* **ACTIVITY**: The result should be every line of the listing that contains "Pencil".

* **DATA EXCERPTS**:
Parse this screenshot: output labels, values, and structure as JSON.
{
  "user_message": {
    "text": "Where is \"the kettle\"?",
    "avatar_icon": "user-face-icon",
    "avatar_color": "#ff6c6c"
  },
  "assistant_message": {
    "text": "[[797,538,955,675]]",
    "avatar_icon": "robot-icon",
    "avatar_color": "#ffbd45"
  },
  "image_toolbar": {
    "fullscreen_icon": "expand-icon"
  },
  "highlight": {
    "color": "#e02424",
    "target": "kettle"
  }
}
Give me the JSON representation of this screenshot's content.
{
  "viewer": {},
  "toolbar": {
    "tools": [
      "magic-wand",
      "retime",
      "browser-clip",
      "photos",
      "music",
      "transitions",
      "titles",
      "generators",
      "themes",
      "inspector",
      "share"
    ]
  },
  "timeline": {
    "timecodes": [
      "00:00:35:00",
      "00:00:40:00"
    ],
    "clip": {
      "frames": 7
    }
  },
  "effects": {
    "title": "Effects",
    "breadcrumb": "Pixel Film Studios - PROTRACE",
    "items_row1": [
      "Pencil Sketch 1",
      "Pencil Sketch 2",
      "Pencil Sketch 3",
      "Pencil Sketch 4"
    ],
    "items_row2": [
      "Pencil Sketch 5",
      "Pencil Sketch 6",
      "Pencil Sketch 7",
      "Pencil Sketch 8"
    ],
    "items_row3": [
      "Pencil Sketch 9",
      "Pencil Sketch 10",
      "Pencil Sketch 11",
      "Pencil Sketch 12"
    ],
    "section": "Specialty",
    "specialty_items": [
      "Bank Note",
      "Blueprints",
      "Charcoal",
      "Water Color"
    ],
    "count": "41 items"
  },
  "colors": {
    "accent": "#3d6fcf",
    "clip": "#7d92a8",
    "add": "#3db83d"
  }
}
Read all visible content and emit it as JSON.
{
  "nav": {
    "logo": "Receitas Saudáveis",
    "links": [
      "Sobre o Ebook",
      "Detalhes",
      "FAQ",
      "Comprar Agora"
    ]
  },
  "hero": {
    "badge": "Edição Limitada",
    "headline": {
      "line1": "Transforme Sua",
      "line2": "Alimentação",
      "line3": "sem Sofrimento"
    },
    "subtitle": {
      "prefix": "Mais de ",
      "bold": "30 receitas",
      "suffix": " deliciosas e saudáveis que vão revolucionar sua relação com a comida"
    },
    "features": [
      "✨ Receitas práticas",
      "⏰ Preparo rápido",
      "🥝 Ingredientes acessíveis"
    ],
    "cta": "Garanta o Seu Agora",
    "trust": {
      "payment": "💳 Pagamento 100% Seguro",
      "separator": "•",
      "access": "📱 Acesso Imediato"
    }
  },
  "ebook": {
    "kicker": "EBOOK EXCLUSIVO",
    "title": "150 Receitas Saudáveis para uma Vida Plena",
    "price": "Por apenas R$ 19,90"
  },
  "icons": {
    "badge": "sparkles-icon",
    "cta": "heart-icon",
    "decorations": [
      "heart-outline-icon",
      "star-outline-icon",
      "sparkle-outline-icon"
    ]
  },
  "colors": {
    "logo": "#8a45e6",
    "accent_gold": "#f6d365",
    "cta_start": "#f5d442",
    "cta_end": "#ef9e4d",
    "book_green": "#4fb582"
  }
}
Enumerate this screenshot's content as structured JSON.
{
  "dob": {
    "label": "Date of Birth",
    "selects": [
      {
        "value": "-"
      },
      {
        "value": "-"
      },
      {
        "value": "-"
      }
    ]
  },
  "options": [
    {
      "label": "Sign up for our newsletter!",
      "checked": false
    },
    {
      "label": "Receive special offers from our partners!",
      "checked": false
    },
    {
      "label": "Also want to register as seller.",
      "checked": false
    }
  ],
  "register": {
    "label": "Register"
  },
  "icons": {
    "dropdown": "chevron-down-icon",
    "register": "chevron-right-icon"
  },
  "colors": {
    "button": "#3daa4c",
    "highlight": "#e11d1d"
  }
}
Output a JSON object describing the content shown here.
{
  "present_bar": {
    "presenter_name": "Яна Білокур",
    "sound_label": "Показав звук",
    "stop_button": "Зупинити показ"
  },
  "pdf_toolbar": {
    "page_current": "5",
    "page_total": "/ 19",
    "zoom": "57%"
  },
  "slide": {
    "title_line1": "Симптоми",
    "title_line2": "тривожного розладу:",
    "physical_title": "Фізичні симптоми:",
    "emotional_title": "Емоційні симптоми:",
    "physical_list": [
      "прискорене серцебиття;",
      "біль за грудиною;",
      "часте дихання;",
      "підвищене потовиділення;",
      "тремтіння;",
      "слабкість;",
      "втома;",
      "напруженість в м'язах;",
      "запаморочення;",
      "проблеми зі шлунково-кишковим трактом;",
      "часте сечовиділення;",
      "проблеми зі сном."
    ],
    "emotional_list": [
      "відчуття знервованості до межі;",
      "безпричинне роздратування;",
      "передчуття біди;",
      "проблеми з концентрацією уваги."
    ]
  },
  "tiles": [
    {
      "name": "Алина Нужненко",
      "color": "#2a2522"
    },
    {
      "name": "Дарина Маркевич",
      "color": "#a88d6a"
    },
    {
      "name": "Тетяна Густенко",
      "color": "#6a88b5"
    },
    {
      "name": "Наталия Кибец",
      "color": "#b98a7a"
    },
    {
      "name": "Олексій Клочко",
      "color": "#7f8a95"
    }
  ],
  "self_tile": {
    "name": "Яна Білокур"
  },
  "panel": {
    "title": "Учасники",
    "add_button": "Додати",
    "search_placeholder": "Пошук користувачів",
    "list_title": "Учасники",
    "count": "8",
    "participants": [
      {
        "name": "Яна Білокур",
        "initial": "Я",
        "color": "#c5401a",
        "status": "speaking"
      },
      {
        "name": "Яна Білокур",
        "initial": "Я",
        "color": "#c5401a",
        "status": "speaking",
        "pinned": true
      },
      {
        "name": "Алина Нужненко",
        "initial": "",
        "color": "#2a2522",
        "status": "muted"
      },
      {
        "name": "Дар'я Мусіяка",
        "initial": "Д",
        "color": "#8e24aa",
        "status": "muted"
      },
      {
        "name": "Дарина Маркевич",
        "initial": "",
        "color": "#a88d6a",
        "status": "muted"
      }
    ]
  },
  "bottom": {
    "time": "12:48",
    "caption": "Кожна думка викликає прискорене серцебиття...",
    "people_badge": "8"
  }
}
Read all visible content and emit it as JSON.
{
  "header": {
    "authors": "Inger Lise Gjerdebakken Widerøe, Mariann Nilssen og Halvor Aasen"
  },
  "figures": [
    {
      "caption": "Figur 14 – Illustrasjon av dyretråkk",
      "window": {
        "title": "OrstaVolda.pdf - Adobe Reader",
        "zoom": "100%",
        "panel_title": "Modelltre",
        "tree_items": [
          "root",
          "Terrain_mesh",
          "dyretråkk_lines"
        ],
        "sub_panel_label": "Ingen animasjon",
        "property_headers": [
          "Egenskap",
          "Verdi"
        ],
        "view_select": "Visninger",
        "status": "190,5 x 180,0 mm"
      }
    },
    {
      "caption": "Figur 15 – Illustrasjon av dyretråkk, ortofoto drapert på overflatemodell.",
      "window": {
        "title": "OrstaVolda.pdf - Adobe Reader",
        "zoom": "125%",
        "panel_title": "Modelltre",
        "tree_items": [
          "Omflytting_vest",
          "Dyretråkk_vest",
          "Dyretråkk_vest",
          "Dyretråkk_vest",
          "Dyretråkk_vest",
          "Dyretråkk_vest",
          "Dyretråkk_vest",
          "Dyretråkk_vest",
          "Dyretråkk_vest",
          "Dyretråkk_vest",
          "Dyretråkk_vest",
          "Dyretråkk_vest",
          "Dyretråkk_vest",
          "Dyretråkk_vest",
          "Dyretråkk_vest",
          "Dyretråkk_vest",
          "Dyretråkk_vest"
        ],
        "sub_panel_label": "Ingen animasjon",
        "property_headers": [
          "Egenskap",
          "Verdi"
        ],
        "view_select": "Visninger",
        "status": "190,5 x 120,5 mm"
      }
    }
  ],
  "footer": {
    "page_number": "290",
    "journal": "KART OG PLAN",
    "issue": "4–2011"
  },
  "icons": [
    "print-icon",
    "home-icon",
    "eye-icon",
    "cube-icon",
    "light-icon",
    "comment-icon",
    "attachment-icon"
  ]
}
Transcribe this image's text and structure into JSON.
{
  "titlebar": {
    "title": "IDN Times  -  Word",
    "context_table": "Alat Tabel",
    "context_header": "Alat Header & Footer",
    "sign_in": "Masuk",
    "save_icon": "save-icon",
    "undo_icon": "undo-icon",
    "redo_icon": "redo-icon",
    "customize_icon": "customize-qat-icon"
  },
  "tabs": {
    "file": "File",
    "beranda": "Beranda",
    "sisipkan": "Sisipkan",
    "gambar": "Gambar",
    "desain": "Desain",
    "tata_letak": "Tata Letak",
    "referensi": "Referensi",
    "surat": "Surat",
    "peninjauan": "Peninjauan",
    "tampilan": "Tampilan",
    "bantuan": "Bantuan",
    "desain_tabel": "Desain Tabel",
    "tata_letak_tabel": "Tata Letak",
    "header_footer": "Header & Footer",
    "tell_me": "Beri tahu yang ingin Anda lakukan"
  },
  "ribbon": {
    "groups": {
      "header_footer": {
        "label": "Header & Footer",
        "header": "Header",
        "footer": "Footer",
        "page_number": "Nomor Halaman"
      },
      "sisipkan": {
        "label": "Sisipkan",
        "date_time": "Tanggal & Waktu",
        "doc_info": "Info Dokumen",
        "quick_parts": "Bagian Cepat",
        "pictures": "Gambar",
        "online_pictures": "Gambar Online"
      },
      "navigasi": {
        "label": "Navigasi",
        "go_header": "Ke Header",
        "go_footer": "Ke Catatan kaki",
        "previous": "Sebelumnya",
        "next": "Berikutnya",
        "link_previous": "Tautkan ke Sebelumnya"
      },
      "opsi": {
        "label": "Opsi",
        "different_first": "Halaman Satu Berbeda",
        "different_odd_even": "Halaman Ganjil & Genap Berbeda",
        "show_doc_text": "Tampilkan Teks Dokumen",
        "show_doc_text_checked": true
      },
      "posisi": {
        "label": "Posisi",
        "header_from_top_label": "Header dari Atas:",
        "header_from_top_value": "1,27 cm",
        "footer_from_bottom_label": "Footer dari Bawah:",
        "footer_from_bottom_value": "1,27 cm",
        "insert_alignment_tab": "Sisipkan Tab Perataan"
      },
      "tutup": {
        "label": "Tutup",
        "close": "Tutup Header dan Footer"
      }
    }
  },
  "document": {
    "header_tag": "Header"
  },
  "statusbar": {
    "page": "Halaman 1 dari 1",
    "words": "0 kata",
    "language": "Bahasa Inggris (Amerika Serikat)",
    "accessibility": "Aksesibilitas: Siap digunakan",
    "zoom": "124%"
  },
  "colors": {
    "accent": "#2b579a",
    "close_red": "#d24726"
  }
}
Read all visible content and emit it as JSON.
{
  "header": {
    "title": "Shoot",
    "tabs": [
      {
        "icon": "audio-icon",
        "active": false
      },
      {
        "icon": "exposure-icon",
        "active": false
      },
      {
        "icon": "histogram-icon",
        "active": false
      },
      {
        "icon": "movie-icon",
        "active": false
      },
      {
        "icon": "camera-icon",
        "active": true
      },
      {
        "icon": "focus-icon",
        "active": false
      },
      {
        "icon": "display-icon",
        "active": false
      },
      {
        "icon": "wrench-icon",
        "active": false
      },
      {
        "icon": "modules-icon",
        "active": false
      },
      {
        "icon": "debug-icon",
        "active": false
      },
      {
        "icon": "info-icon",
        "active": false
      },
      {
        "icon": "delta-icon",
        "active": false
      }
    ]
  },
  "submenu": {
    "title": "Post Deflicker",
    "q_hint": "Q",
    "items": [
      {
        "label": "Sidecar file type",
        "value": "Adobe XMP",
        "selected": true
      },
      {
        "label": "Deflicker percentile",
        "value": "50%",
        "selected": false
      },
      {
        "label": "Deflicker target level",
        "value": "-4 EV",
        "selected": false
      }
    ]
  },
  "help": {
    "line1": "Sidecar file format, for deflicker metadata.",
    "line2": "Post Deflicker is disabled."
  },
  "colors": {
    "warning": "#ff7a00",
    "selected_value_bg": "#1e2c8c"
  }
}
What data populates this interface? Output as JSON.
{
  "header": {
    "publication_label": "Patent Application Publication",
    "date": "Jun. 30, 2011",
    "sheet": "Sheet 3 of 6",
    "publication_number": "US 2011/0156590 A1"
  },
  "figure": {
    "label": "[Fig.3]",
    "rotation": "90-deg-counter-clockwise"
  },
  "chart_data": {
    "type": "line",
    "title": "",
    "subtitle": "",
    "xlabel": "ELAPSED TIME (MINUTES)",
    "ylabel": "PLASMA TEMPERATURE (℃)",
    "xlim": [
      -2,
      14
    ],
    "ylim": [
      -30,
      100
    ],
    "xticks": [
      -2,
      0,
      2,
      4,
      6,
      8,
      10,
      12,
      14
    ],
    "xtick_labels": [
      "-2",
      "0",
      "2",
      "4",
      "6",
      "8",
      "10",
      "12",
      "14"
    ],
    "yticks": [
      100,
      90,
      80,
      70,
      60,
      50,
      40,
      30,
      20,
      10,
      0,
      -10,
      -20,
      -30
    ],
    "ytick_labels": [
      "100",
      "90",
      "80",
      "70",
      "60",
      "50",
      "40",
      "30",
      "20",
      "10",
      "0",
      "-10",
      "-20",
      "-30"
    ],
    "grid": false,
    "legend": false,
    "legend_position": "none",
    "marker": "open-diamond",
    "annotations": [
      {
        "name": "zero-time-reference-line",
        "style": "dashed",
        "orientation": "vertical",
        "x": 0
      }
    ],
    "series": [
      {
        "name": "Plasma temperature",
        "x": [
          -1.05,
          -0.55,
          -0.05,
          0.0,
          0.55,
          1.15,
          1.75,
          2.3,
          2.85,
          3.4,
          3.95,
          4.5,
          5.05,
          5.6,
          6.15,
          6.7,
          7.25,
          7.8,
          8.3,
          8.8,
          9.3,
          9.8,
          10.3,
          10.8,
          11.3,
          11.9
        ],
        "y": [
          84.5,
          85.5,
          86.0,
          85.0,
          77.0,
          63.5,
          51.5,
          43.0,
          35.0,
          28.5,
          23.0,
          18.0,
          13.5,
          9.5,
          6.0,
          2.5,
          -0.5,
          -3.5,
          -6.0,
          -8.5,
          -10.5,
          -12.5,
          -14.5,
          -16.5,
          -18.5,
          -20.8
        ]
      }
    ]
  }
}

* **FINISHED EXERCISE**:
      "Pencil Sketch 1",
      "Pencil Sketch 2",
      "Pencil Sketch 3",
      "Pencil Sketch 4"
      "Pencil Sketch 5",
      "Pencil Sketch 6",
      "Pencil Sketch 7",
      "Pencil Sketch 8"
      "Pencil Sketch 9",
      "Pencil Sketch 10",
      "Pencil Sketch 11",
      "Pencil Sketch 12"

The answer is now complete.